For three weeks in the fall of 2002, people in Virginia, Washington, D.C. and Maryland were terrorized by what seemed like random shootings.
The then-unknown assailants were dubbed as the D.C. Snipers.
By the time 41-year-old John Allen Muhammed and 17-year-old Lee Boyd Malvo were caught at an Interstate-70 Myersville rest stop on Oct. 24, 2002, 10 people had died and three were wounded.
The first named victim on Oct. 2, 2002, was James D. Martin, a program analyst for the National Oceanic and Atmospheric Administration. The 55-year-old was in the parking lot of Shoppers Food Warehouse in Wheaton, when he was gunned down.
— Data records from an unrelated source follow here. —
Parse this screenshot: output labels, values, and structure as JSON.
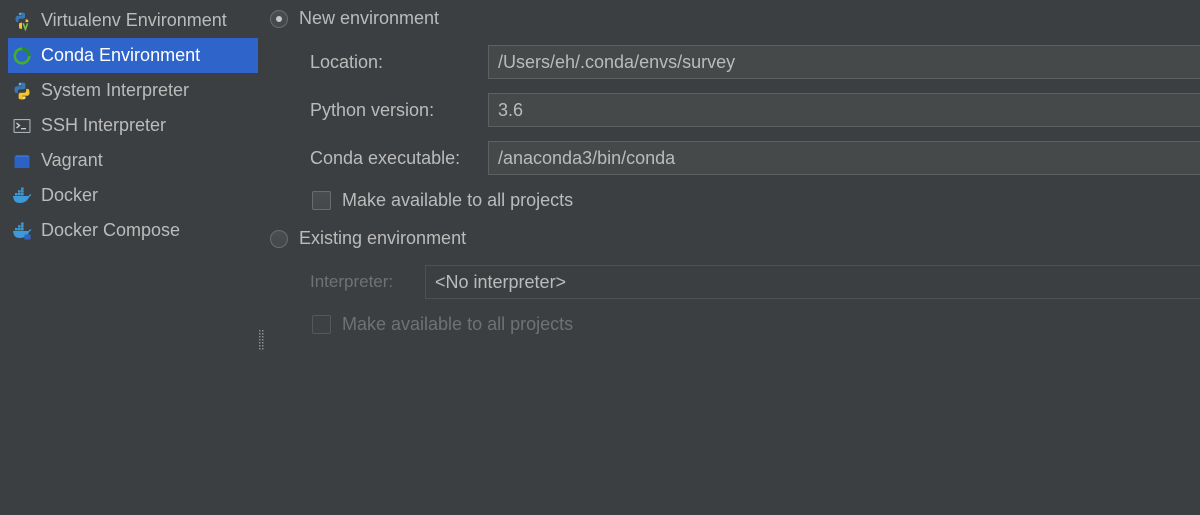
{
  "sidebar": {
    "items": [
      {
        "label": "Virtualenv Environment",
        "icon": "python-virtualenv-icon"
      },
      {
        "label": "Conda Environment",
        "icon": "conda-icon",
        "selected": true
      },
      {
        "label": "System Interpreter",
        "icon": "python-icon"
      },
      {
        "label": "SSH Interpreter",
        "icon": "terminal-icon"
      },
      {
        "label": "Vagrant",
        "icon": "vagrant-icon"
      },
      {
        "label": "Docker",
        "icon": "docker-icon"
      },
      {
        "label": "Docker Compose",
        "icon": "docker-compose-icon"
      }
    ]
  },
  "new_env": {
    "radio_label": "New environment",
    "selected": true,
    "location_label": "Location:",
    "location_value": "/Users/eh/.conda/envs/survey",
    "python_version_label": "Python version:",
    "python_version_value": "3.6",
    "conda_exec_label": "Conda executable:",
    "conda_exec_value": "/anaconda3/bin/conda",
    "make_available_label": "Make available to all projects"
  },
  "existing_env": {
    "radio_label": "Existing environment",
    "selected": false,
    "interpreter_label": "Interpreter:",
    "interpreter_value": "<No interpreter>",
    "make_available_label": "Make available to all projects"
  },
  "colors": {
    "background": "#3c3f41",
    "selection": "#2f65ca",
    "text": "#bbbbbb",
    "disabled_text": "#6f7275",
    "field_background": "#45494a"
  }
}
Officials later pieced together that the actual first Maryland victim was Paula LaRaffa who had been shot outside of her Clifton, Maryland, restaurant Sept. 5, 2002. Muhammed and Malvo made off with $3,000, that they later used to purchase the car and finance their rampage. LaRaffa survived.
Each day another victim was shot — in Rockville, Aspen Hill, Silver Spring — all doing mundane daily tasks. The youngest victim, 13-year-old Iran Brown, was shot and critically wounded outside of his middle school in Prince George’s County.
People in all three states were fearful of being outside, to shop for groceries or to pump gas. Afterschool activities were canceled, and local schools were placed on lockdowns during the school day.
But as the killings pulled away from Maryland to Virginia — Oct. 9 in Manassas, Oct. 11 in Fredericksburg, Oct. 14 in Falls Church, Oct. 19 in Ashland, Oct. 21 in Richmond — there was a small feeling of relief in Maryland.
That was until Oct. 22 when 35-year-old bus driver Conrad Johnson was shot in Aspen Hill while standing on the steps of his bus. He died the next day and authorities confirmed he was a victim of the D.C. Snipers.
An alert was sent out to look for the 1990 Chevrolet Caprice with New Jersey tags. Less than an hour later, police received a tip that the car was spotted in Frederick County. On Oct. 24, Muhammed and Malvo were found at the rest stop sleeping in the car and arrested without incident.
Muhammed and Malvo were later tied to several killings beginning Feb. 16, 2002, from which they zig-zagged across the U.S. from Arizona to Washington state, to Maryland, to Georgia, Texas and Alabama before making their way back to Maryland.
In September 2004, Muhammed was sentenced to death. He was executed on Nov. 10, 2009. Malvo’s two life sentences were overturned stating he was a juvenile at the time and the laws did not allow for such sentencing for someone under 18.
In March 2019, the U.S. Supreme Court agreed to hear Malvo’s case. Arguments were heard in October 2019. Now 34, he still remains in prison.
Until the closing of the Newseum in Washington, D.C., a portion of the trunk of the Caprice the D.C. Snipers used was on display. A small hole in the trunk is where officials said the sniper would lay in wait with a M-16 military assault rifle to shoot victims.